You should buy the Turtle Beach Stealth 600 Gen 2
Tip of the hat to the Corsair Void RGB Elite Wireless for its microphone, but at the end of the day, the Turtle Beach Stealth 600 Gen 2 is just a better gaming headset. Games will sound more like they should, and so will you with this headset. The isolation is a shame, but everything else about the headset is great.
If you’re in a shopping situation and the Corsair Void RGB Elite Wireless is your only choice, it’s not a bad buy. To be sure, it’s a good gaming headset, and often on sale for pretty cheap, but Corsair makes a lot of better headsets than this one these days. As I said a couple times above, where the Void is good, the Stealth 600 is excellent.
Get the Razer BlackShark V2 if something wired is more your speed
If you’ve read through this whole versus article and decided having a wireless gaming headset isn’t all that important to you, check out the Razer BlackShark V2. This wired gaming headset uses a 3.5mm connection and a USB dongle. This you can plug it into a console controller and not have to worry about stretching a cord across your living, or plug it into your PC via USB to take advantage of the features Razer Synapse brings, like virtual surround sound.
The BlackShark V2 is among the most comfortable gaming headsets on the market, absolutely nailing the balance between weight and tension—it feels secure, but not tight, and it’s light enough you’ll hardly notice it. The mesh fabric ear pads keep heat build-up to a minimum, and offer better passive isolation than most gaming headsets.

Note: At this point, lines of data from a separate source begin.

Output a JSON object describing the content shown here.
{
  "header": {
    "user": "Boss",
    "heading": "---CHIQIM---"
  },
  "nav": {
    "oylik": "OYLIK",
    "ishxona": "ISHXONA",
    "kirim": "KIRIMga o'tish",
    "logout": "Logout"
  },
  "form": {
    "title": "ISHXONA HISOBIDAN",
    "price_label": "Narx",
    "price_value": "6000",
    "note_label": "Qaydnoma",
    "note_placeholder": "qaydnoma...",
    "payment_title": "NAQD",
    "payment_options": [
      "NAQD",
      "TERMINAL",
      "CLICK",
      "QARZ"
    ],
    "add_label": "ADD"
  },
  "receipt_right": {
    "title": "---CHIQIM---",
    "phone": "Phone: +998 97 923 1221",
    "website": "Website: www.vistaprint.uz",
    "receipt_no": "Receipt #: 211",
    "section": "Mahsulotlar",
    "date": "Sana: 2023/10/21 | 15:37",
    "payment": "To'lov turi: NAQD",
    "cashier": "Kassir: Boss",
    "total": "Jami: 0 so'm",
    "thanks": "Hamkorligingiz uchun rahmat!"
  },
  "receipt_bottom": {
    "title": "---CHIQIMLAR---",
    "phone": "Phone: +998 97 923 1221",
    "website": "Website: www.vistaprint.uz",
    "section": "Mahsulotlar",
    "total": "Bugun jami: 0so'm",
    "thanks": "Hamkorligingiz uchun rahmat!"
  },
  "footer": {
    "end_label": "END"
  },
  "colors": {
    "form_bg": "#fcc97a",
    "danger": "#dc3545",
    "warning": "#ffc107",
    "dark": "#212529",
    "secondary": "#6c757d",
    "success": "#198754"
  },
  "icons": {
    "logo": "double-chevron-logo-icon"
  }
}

The headset features more accurate audio output than either the Turtle Beach Stealth 600 Gen 2 or the Corsair Void RGB Elite Wireless, with slightly emphasized bass, and accurate mids and highs. Its microphone isn’t as accurate, with a pretty stark drop-off in bass range output, but it’s clear and doesn’t have any volume issues. If you’re sticking to the same budget as before, but want something wired, it’s hard to do better than this.